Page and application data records
*** Block opens ***

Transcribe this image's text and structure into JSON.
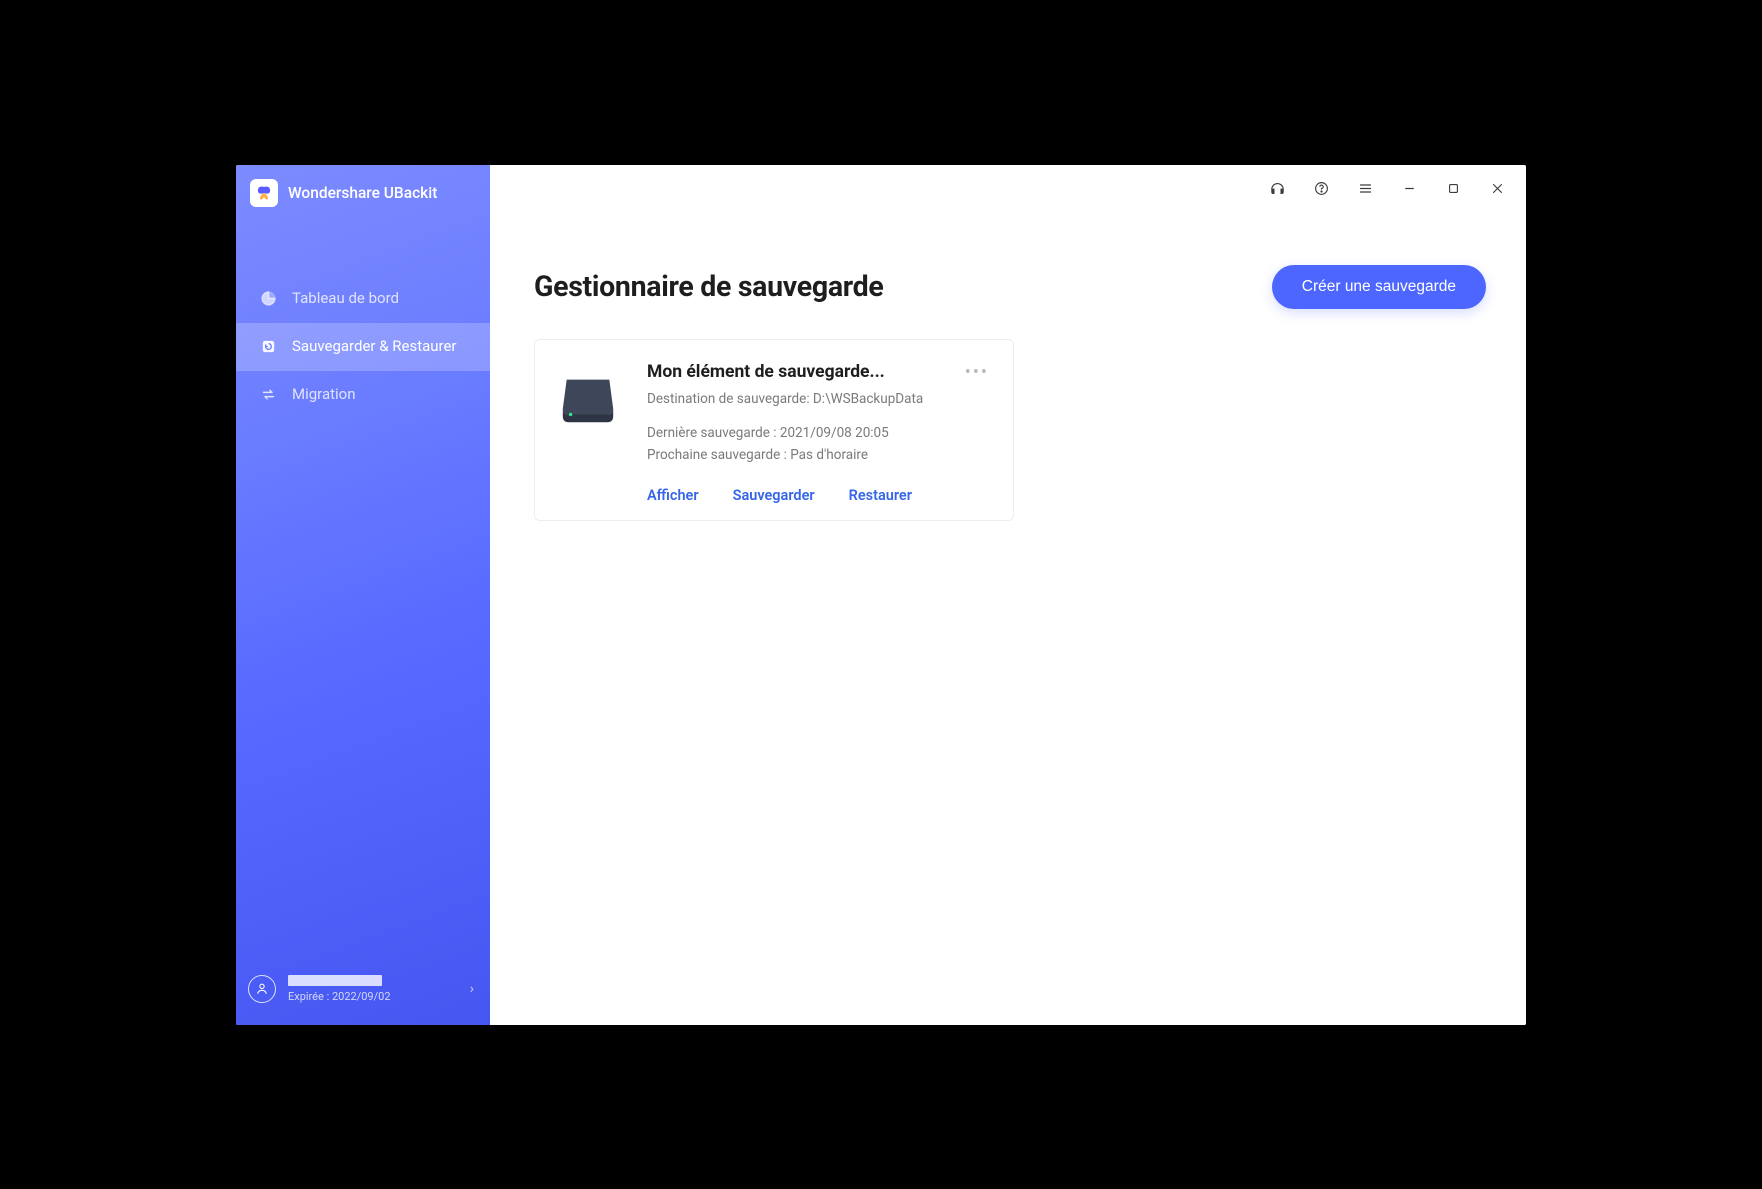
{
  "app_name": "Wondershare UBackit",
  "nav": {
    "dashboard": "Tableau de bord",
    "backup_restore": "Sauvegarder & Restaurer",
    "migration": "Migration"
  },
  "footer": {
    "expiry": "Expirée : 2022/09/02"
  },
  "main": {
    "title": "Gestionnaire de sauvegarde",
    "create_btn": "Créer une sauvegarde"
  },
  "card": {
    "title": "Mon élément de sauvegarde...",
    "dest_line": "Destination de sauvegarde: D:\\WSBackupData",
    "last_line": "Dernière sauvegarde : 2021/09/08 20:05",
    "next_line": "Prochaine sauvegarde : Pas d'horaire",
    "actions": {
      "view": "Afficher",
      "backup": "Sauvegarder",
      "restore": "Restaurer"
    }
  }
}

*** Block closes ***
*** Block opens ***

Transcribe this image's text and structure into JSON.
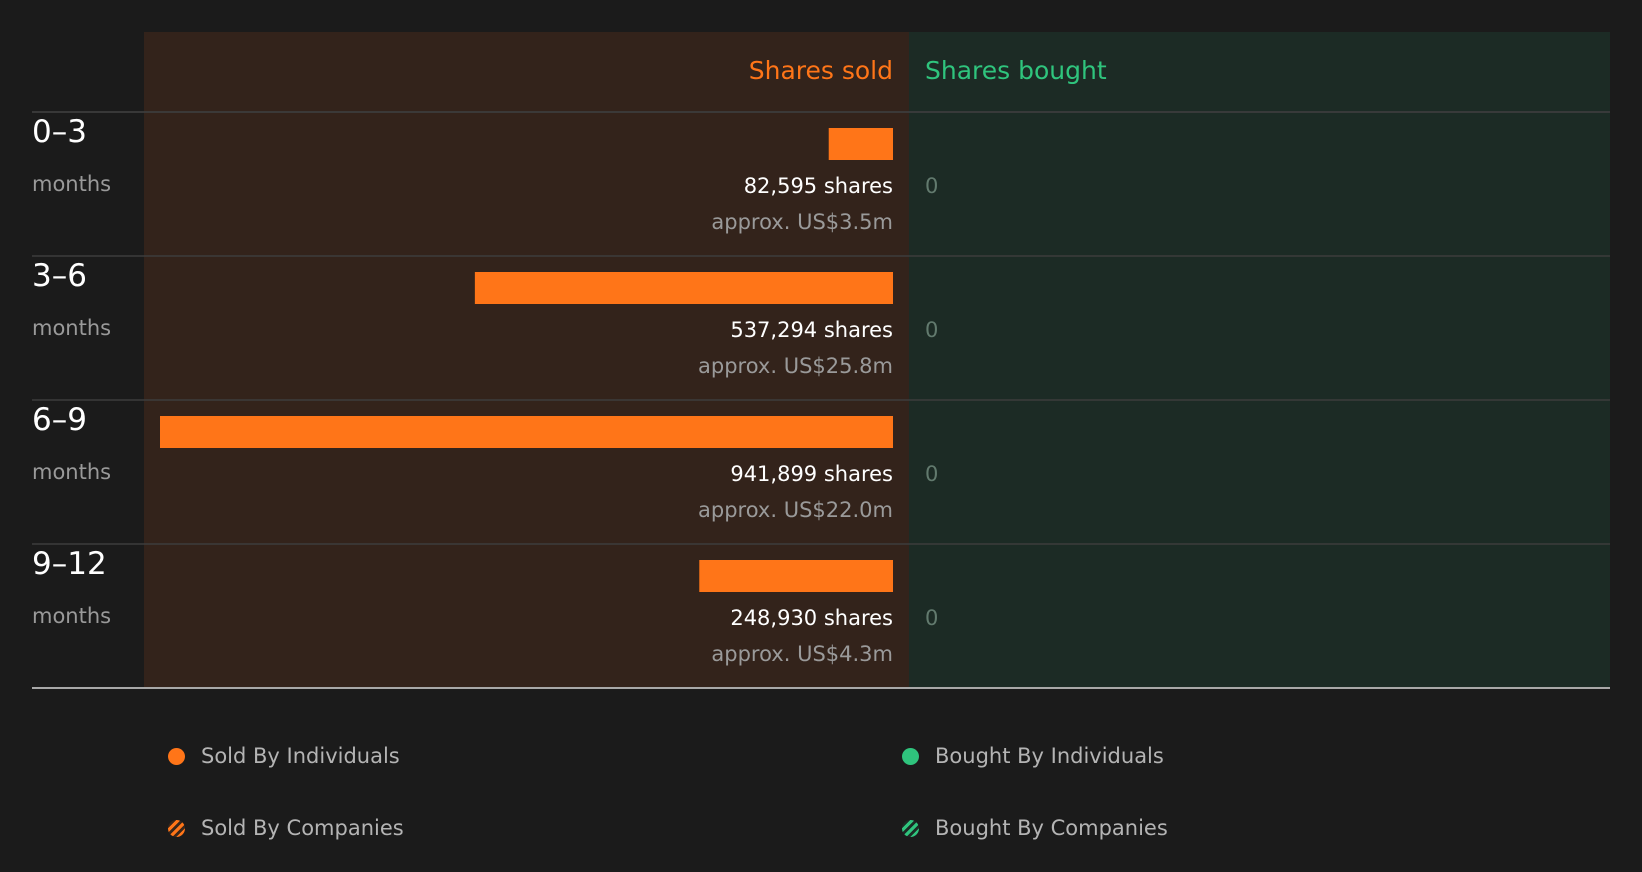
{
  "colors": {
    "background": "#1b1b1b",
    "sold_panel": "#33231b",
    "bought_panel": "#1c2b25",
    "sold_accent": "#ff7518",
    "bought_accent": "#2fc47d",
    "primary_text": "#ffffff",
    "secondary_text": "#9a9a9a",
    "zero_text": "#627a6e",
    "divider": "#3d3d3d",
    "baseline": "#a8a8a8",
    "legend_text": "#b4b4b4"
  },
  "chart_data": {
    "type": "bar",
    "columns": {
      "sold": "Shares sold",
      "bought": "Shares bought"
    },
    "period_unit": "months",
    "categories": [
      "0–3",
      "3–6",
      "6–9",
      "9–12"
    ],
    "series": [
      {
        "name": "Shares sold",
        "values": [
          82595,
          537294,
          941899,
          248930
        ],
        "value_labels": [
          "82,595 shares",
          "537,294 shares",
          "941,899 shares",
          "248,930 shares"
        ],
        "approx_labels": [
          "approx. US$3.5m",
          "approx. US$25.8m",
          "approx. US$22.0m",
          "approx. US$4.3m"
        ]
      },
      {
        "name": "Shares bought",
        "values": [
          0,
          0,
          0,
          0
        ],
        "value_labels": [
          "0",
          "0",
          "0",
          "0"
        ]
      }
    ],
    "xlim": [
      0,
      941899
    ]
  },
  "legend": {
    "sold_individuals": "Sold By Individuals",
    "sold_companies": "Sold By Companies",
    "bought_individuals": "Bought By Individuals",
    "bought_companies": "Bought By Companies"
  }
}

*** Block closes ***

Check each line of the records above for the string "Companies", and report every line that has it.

    "sold_companies": "Sold By Companies",
    "bought_companies": "Bought By Companies"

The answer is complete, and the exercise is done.